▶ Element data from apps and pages

++++++++++

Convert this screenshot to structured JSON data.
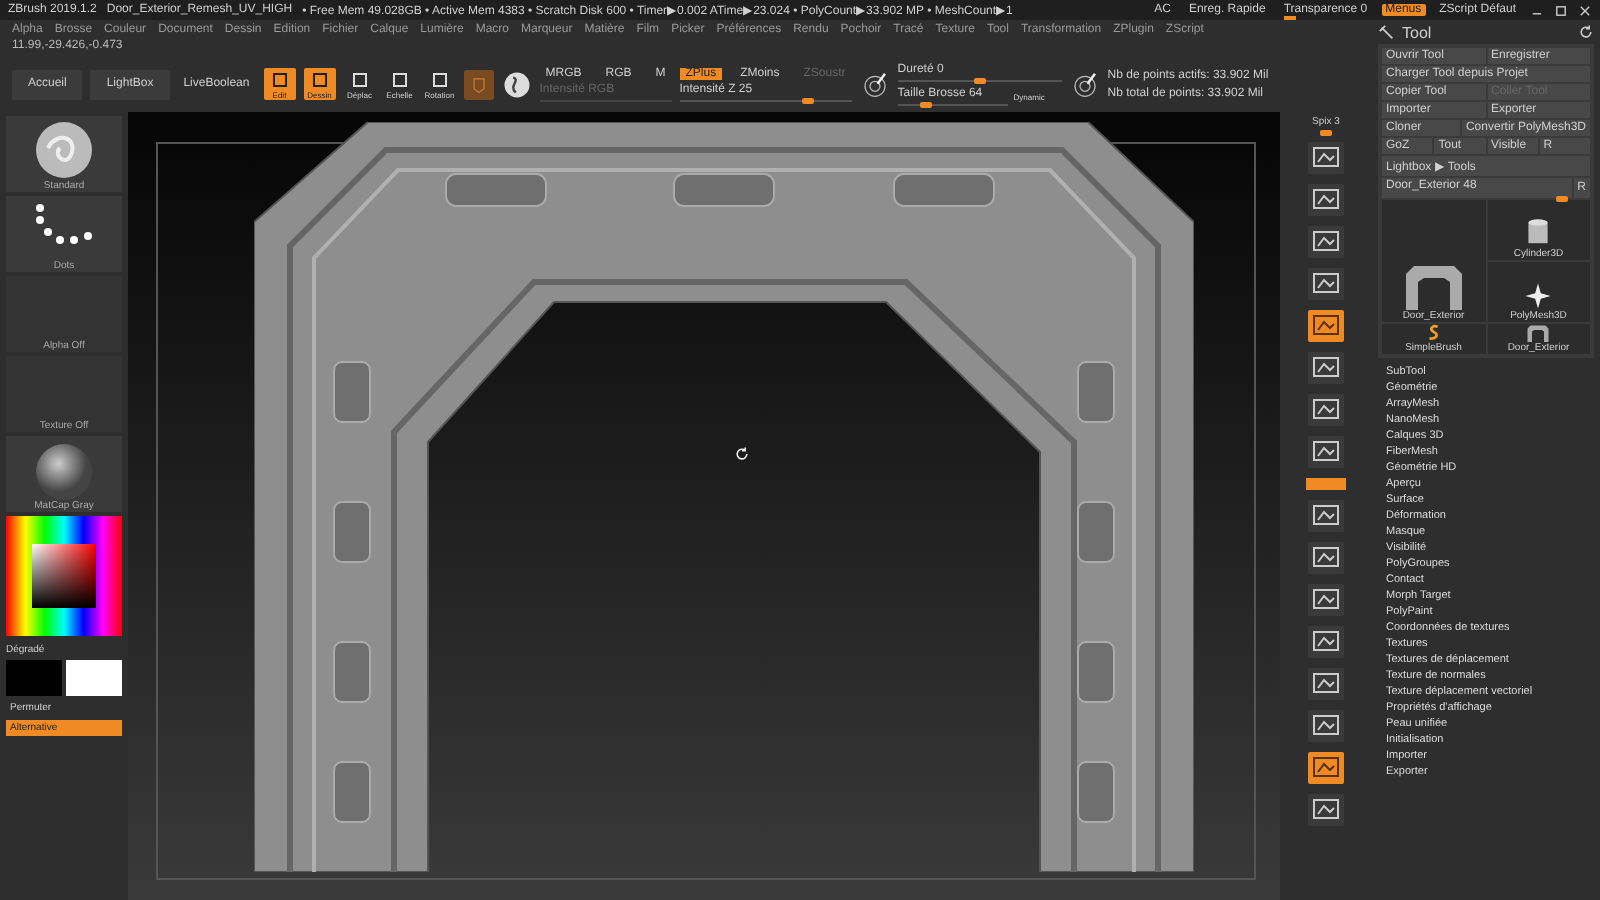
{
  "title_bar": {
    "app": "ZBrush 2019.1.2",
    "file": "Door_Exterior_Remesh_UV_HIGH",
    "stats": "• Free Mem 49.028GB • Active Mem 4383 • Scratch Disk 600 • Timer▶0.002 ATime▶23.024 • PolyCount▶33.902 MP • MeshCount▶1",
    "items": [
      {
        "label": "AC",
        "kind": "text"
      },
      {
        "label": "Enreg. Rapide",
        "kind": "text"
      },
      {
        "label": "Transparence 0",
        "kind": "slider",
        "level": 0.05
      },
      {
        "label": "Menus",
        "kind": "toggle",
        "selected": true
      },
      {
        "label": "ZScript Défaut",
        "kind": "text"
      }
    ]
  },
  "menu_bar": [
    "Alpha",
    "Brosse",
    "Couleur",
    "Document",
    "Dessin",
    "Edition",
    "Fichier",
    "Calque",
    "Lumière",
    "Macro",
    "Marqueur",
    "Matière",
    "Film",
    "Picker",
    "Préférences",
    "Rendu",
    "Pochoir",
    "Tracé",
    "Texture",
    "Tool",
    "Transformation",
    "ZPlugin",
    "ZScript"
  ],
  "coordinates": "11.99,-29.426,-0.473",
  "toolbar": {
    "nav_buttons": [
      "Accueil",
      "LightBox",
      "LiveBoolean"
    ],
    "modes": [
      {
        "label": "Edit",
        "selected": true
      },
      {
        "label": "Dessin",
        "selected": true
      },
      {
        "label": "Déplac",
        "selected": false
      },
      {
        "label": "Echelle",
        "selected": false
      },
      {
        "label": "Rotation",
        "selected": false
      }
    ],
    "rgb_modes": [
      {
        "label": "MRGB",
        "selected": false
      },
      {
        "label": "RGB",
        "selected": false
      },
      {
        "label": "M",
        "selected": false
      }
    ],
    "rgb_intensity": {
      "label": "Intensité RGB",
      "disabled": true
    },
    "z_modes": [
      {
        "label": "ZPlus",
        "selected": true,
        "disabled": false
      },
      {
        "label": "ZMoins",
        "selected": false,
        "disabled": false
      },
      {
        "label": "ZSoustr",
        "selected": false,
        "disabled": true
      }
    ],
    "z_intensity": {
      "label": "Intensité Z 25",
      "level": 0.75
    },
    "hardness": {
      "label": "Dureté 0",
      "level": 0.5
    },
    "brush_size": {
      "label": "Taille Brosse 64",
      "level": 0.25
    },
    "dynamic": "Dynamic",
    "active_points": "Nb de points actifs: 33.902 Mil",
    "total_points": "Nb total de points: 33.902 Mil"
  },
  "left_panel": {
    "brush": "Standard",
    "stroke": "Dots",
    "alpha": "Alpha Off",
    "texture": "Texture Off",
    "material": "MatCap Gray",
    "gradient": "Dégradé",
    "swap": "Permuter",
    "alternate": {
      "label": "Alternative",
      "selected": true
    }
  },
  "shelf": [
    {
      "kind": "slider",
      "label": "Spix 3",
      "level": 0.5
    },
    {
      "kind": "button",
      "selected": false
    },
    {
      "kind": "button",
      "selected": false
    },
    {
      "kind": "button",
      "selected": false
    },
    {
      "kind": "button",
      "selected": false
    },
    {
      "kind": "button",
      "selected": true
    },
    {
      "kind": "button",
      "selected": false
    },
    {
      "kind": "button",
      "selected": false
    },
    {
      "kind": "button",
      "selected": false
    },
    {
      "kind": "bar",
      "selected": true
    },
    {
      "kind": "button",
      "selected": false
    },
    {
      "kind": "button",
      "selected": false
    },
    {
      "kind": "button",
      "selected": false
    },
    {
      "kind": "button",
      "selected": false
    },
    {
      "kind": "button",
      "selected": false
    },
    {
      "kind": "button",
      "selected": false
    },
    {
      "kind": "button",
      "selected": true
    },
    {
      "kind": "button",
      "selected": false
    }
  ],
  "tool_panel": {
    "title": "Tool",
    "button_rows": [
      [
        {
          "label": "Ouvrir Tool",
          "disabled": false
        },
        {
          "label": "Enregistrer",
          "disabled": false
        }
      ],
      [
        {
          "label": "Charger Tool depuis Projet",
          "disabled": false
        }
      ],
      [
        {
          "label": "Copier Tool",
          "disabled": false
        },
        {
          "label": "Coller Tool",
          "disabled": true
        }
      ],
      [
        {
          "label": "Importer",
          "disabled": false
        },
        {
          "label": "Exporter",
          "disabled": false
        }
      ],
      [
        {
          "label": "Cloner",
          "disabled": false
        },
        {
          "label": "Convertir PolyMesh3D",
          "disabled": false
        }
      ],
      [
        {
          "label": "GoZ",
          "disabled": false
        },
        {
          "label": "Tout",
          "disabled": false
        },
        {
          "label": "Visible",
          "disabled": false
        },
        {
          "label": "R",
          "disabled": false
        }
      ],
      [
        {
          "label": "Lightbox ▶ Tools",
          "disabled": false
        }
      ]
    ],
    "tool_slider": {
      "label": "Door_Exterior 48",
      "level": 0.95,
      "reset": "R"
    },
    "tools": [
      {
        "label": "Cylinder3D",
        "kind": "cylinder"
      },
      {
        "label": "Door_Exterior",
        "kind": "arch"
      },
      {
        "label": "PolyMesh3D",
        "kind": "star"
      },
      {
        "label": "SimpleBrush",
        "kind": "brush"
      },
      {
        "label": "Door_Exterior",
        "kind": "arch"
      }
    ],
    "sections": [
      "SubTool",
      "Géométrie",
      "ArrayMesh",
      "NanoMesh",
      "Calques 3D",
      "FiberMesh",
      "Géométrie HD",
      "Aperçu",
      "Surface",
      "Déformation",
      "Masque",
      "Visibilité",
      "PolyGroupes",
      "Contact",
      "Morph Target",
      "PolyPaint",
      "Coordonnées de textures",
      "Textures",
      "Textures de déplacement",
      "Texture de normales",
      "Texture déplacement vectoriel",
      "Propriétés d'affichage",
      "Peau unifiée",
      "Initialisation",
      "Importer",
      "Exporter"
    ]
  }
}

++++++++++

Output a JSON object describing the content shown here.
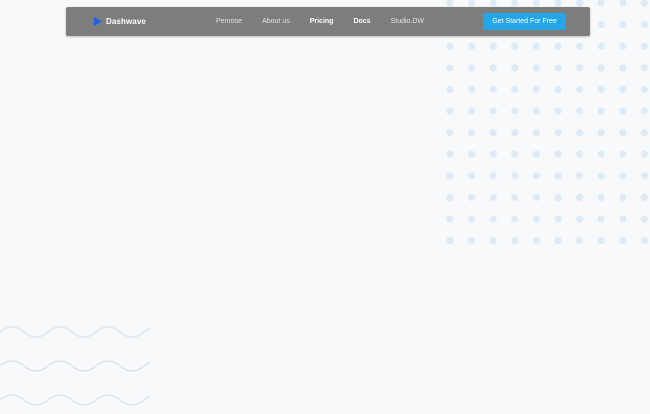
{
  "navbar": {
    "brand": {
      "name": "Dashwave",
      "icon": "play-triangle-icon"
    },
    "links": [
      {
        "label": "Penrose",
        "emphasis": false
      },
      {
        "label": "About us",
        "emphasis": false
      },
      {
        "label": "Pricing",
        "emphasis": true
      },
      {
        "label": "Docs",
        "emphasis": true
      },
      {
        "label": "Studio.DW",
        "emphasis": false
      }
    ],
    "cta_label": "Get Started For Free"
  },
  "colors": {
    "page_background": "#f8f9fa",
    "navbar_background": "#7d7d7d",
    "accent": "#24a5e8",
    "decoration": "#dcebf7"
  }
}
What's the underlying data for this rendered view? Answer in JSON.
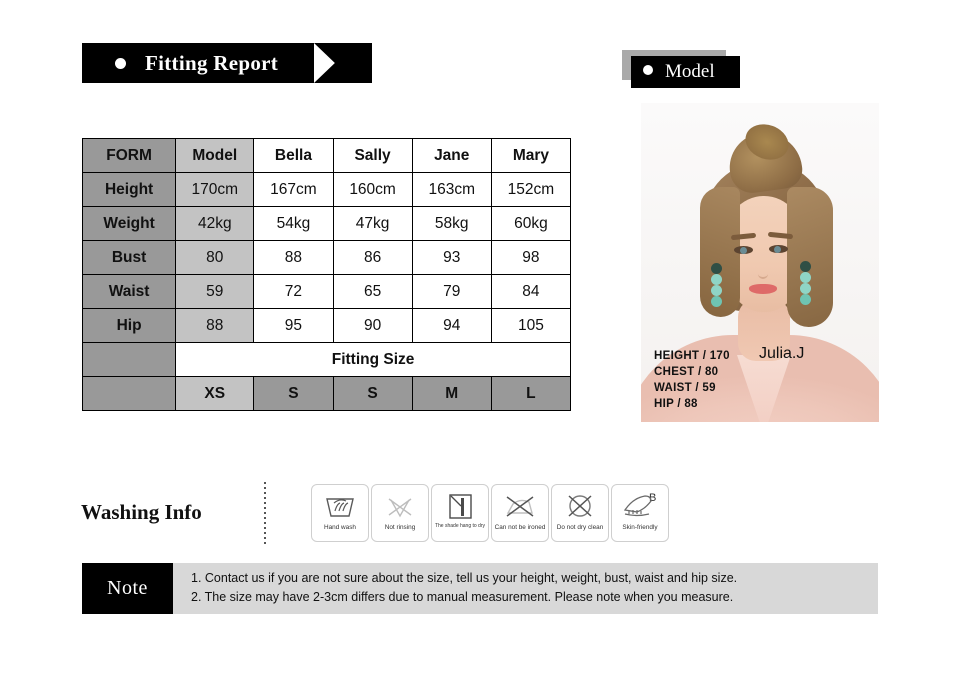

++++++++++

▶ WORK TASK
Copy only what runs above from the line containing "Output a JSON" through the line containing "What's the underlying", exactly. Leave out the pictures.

▶ WRITTEN SOLUTION
Output a JSON object describing the content shown here.
{
  "navbar": {
    "brand": {
      "name": "Dashwave",
      "icon": "play-triangle-icon"
    },
    "links": [
      {
        "label": "Penrose",
        "emphasis": false
      },
      {
        "label": "About us",
        "emphasis": false
      },
      {
        "label": "Pricing",
        "emphasis": true
      },
      {
        "label": "Docs",
        "emphasis": true
      },
      {
        "label": "Studio.DW",
        "emphasis": false
      }
    ],
    "cta_label": "Get Started For Free"
  },
  "colors": {
    "page_background": "#f8f9fa",
    "navbar_background": "#7d7d7d",
    "accent": "#24a5e8",
    "decoration": "#dcebf7"
  }
}
What's the underlying data for this rendered view? Answer in JSON.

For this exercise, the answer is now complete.